■ Already, the best material for learning almost anything is available for free on the Internet. There are successful businesses that are delivering high-quality material, mentorship and skills training over the Internet at a small fraction of the cost, both in terms of time and money, of universities.
■ There is a need to focus on gaining skills, either relating to a particular passion/interest or known to be in-demand in the market. Apprenticeships, where less experienced newcomers gain skills by working with and benefit from the expertise of more seasoned practitioners, provide a natural way of learning and giving back.

masks for asha workers 1

Presenting 100 masks with thanks and free of charge to ASHA (Accredited Social Health Activist) workers at the Primary Healthcare Center (PHC) in Waifad, Wardha, Maharashtra, which serves a population of 90,000.

Bahujan entrepreneurship and economic capital accumulation

While there is a large number of Bahujan entrepreneurs, capital accumulation is still very low, and very far from being proportionate by population. Without capital accumulation and economic parity, there is little hope of achieving social and political parity. Of course, there already exist several support and mentorship groups working on this, and we hope to learn from them and bring something of our own to this shared endeavor.

There is a chicken and egg problem with capital. Those who have the most of it can easily get access to more and those who have the least and need it the most cannot get it. The peril of falling in debt and failing to repay is well understood and rightfully feared by the sensible. With Sanghamitra, we are exploring cooperative models for providing capital so that individuals are not taking on too much risk on their own. Right now, our team has voluntarily provided their time and services, from managing all operations on the ground to design to web development. With the right kind of vision, mission, and approach, we hope that many such contributions can be pooled in, and some of the obstacles usually faced by entrepreneurs can be smoothed over.

Skin in the game

We’re in this to learn and experience the ups and downs and are currently working on launching several initiatives with our own capital. While we have combined experience across industry, government and nonprofits, we’re pretty new to launching and running a business, let alone an incubator. Having been part of failed startups, job layoffs, failed political parties, prolonged unemployment, failed social initiatives, years and decades wasted in preparing for competitive exams and obtaining degrees, we have both the confidence and humility gained from experiencing and climbing out of failure.

Inspired by the determined, consistent efforts of Round Table India, The Shared Mirror, Prabuddha, Phule-Ambedkar Center for Anti-Caste Thought, and others in promoting Bahujan autonomy, knowledge production, and dissemination and community building, we hope to achieve the same in proportionate capital accumulation and economic parity with the Sanghamitra Incubator.

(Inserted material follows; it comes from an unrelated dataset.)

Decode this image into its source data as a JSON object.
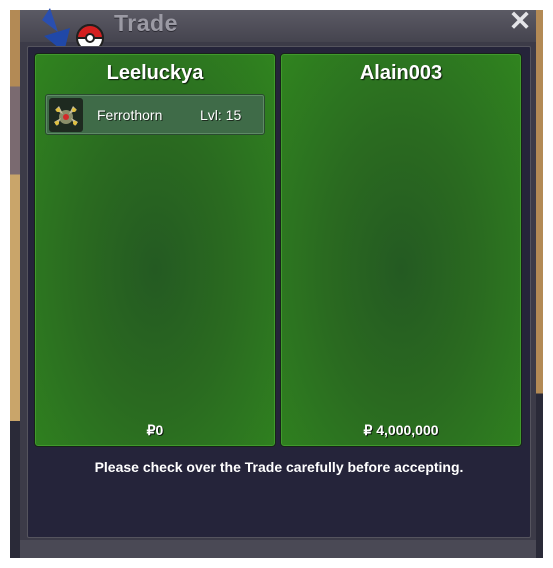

We welcome friends who have similar interests to explore working with us.

Jai Bhim!

Kapil Wankhede, Sonali M, Santoshi Pattem, Sundeep Pattem

Online store: